# TASK STATEMENT
Line by line, please look for the word "annotation" in the following records, then copy each line you find it in.
====
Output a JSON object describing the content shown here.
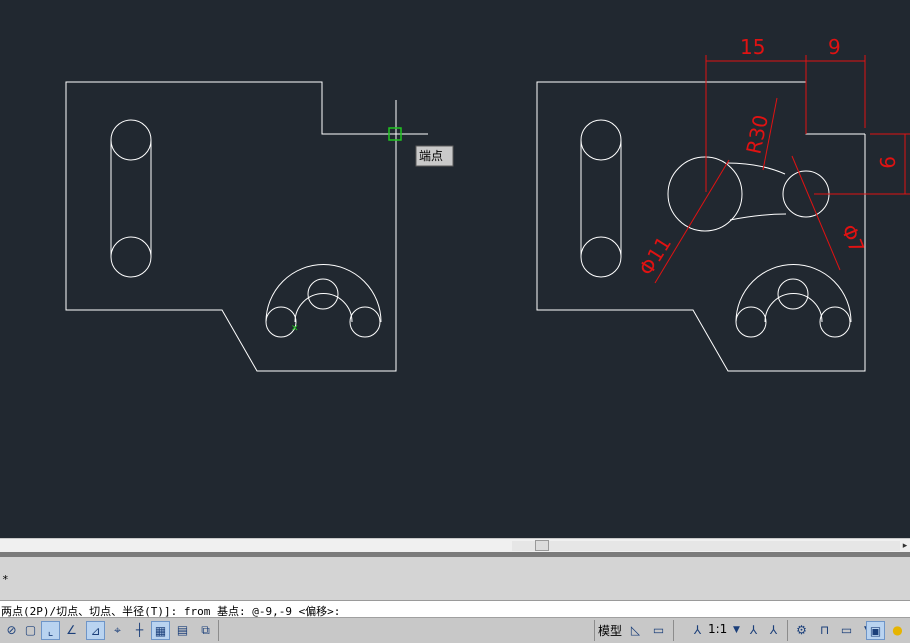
{
  "tooltip": {
    "label": "端点"
  },
  "dimensions": {
    "d15": "15",
    "d9_top": "9",
    "r30": "R30",
    "d9_right": "9",
    "phi11": "Φ11",
    "phi7": "Φ7"
  },
  "command": {
    "history_line": "*",
    "prompt": "两点(2P)/切点、切点、半径(T)]: from 基点: @-9,-9 <偏移>:"
  },
  "statusbar": {
    "model_label": "模型",
    "scale_label": "1:1"
  },
  "icons": [
    "snap-icon",
    "grid-icon",
    "ortho-icon",
    "polar-icon",
    "osnap-icon",
    "otrack-icon",
    "ducs-icon",
    "dyn-icon",
    "lweight-icon",
    "tpy-icon",
    "qp-icon",
    "sc-icon",
    "layout-icon",
    "annotation-scale-icon",
    "annotation-visibility-icon",
    "workspace-icon",
    "lock-icon",
    "hardware-icon",
    "isolate-icon",
    "clean-screen-icon"
  ],
  "colors": {
    "background": "#212830",
    "drawing": "#ffffff",
    "dimension": "#e01212",
    "snap_marker": "#21c421"
  }
}
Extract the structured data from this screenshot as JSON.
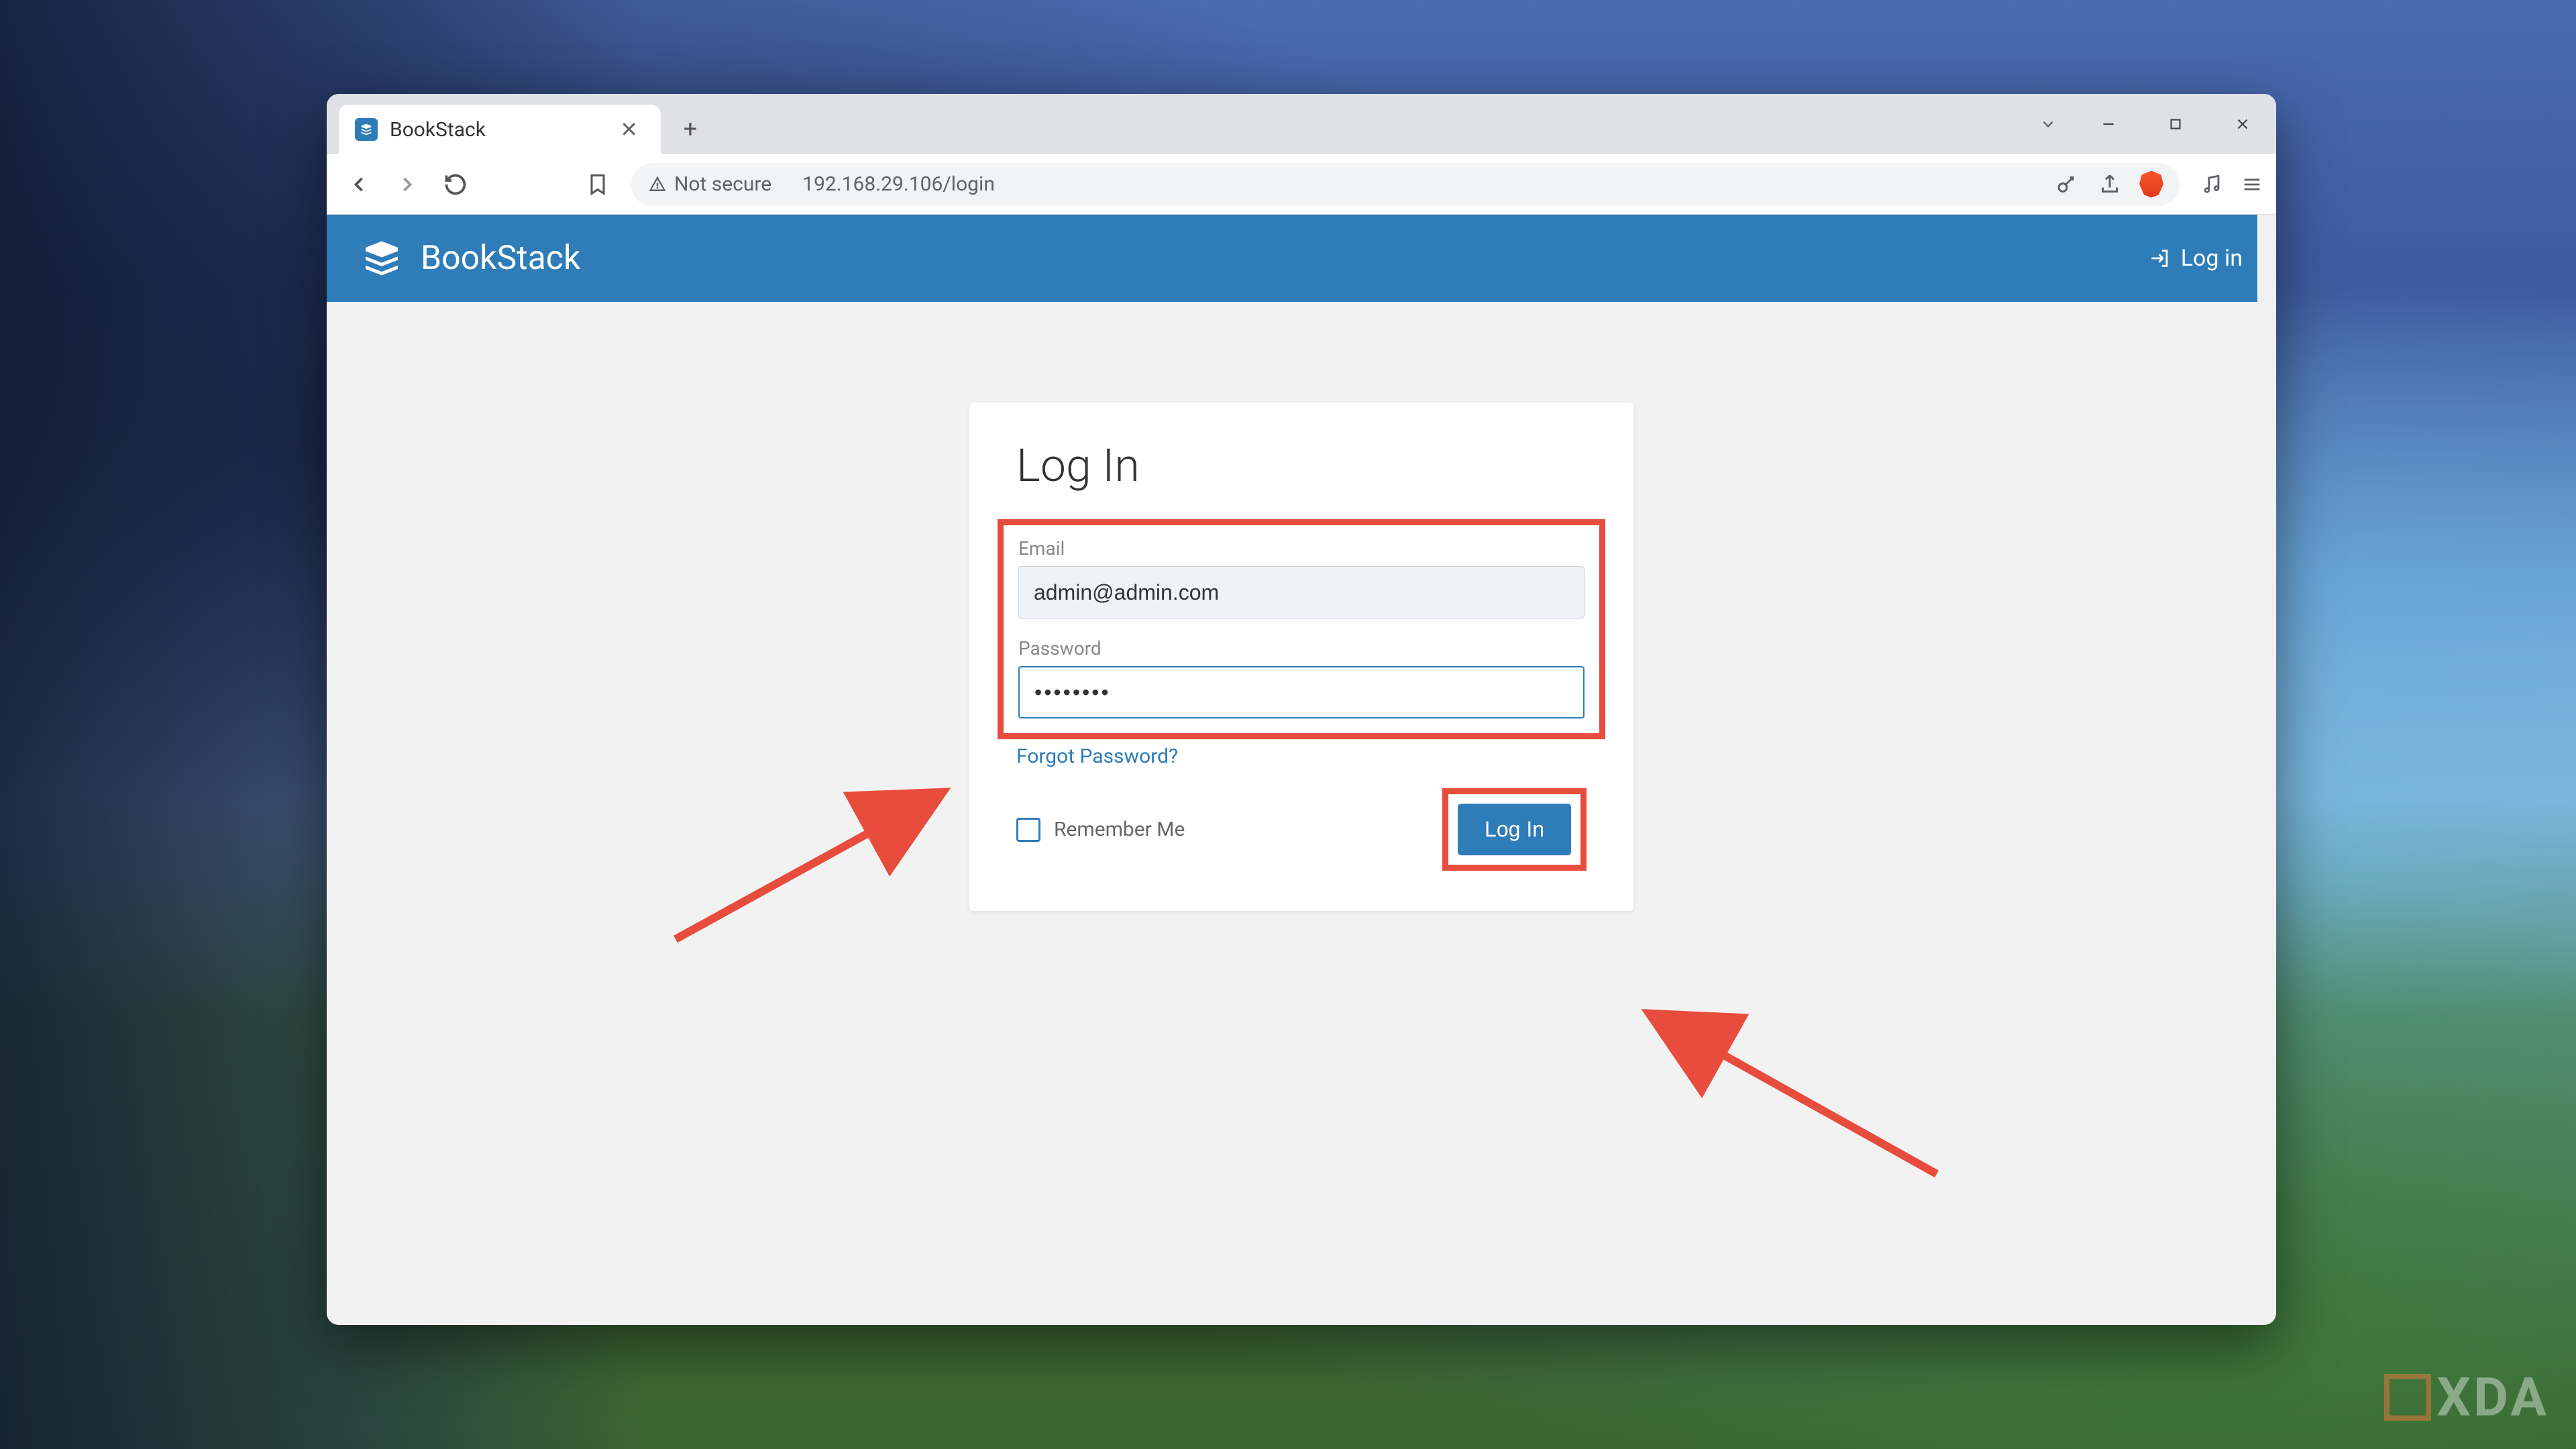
{
  "browser": {
    "tab_title": "BookStack",
    "security_label": "Not secure",
    "url": "192.168.29.106/login"
  },
  "app": {
    "brand": "BookStack",
    "header_login_label": "Log in"
  },
  "login": {
    "title": "Log In",
    "email_label": "Email",
    "email_value": "admin@admin.com",
    "password_label": "Password",
    "password_value": "••••••••",
    "forgot_label": "Forgot Password?",
    "remember_label": "Remember Me",
    "submit_label": "Log In"
  },
  "watermark": {
    "text": "XDA"
  }
}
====
# SOLVED PROBLEM
    "annotation-scale-icon",
    "annotation-visibility-icon",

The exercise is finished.